b) *Are Flexible With Dates*. I paid almost 100 EUR more because I preferred to spend two more days in Australia than in Hawaii. If you don’t care, it will save you money.
The DIY RTW – How to Make a Cheap RTW Tour, the Keys
*Book One-Way Fares Europe-US*. These have never been as cheap. Like, under 150 EUR for a one-way ticket from Copenhagen to the US West Coast, and even less from other hubs in Europe to the East Coast. (The return leg is usually more expensive – hence the RTW potential here).
*Fly East to West.* From what I could see, it is cheaper to go East-West – Europe to America, then to Oceania and then to Asia – than going the other way.
*Buy Separate Tickets*. I got eight separate tickets, instead of the usual one for a case like this. It’s a lot – but I could add multiple budget airlines to the mix, driving the price down.
—> (The Risk!) Buying separate tickets comes no without risk. If I miss my Norwegian flight CPH-LAX for whatever reason – e.g. cancellation, delay, whatever and stay stranded in Europe, Air Hawaii won’t give a damn. In the worst case scenario, I might need to pay up for pricey last-min tickets not to lose my more expensive connections. (You hedge this by having a few days in each stop).
*Look for “Hidden Connections”.* I found out that I could do Hawaii – Samoa – Fiji – Australia when looking for Hawaii – Australia tickets. While I searched, an Air Fiji connection showed up in SkyScanner – and the flight had a five-hour stopover in Suva. I dug deeper, and saw that I could “extend” that stopover and do two, three or more days in Fiji at no additional cost. Then I even added Samoa.
I do all this in 19 days. It will be intense, no doubt. If it’s a success, this will probably won’t be my last time doing it – I see potential here, and hope you too!
Annual Review – Resources (Short)
It’s December, so it’s time for the Annual Review (AR) – for me, this is the time of the year to reflect and think through the year that has gone by, and plan the next one.
I wrote about this in depth last year. If you haven’t checked that essay out, be sure to do so – if there’s one thing that I credit my “success” – be it in travel, career, relationships, whatever – is to this humble exercise. It’s a big deal!
The Bitcoin Aside
In last year’s AR, as part of my “Tech” Stack, I wrote that “I should buy bitcoin”. That was when one bitcoin was ~$1.000 USD (~$15.000 now) and I was more interested in learning about the technology than in making an investment. I finally put money into it in June, when one of my friends in Panama – who made a killing with all this, taught me step-by-step how to do it.

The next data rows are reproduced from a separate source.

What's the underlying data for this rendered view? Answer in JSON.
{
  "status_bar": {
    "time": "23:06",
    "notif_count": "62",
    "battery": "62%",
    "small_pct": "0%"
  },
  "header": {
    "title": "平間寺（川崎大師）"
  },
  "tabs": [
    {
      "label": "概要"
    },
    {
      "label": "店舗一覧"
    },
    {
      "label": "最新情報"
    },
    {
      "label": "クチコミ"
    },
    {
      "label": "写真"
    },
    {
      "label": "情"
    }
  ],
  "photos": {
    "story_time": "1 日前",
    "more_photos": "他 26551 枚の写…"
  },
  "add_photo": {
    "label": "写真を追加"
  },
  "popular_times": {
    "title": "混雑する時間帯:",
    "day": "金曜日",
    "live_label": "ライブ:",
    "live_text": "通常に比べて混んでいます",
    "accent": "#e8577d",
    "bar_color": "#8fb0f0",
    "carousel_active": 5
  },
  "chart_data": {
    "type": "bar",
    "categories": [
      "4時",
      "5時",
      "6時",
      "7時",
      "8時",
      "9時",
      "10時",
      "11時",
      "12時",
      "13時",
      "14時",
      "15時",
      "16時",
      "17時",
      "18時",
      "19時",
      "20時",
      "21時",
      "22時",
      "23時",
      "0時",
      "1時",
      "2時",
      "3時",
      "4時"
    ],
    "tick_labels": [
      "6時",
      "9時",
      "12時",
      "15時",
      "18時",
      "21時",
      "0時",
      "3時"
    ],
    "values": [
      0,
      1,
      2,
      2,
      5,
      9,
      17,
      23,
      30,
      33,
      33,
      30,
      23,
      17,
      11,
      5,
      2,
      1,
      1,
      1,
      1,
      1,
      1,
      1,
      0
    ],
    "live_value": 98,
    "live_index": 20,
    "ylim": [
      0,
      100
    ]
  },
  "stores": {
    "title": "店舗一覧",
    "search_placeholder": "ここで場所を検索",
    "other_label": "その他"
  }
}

I made some money, but the key here is that these principles apply to almost everything – having a) plans written down and b) the right people around you is solid. “You’re the average of the five people you spend most of your time with”, and, if those five people are smart, inspiring, hard working and successful, you’ll get a boost that will help you go where you want to go.
(Yeah, bitcoin can very well go down to zero tomorrow – but the fundamentals of planning and network are what matter here!)
Projects Into 2018
I had a super good 2017 – lived in a new continent (+ did multiple trips), met a lot of new, interesting people, got promotion (+ solid feedback) at a day job that I like, got married, made some solid investments, and, the most important, was strong and healthy the whole way. (And I was even in Japan for a few days a couple of weeks ago!)
Still, there’s a lot to improve – I haven’t read as many books as wanted, my Japanese was sloppy when I was in Tokyo, I still didn’t learn to code, I didn’t finish a 90%-done book, and, oh shame, I only visited nine new countries in 2017, the lowest number since 2012.
Too many things, so little time! That’s why the AR is key – it’s the time to pause, reflect, reprioritize and put plans and habits in place so you make sure that your new year is as good as you want it to be!
If you’ve any good learnings from 2017, or any exciting resources you’ve come across, please do share them with me (just reply this email) – I’ll be happy to hear about them!
Thank you for reading, and here’s wishing you a happy and successful 2018!
Originally published for my exclusive Monthly Email List.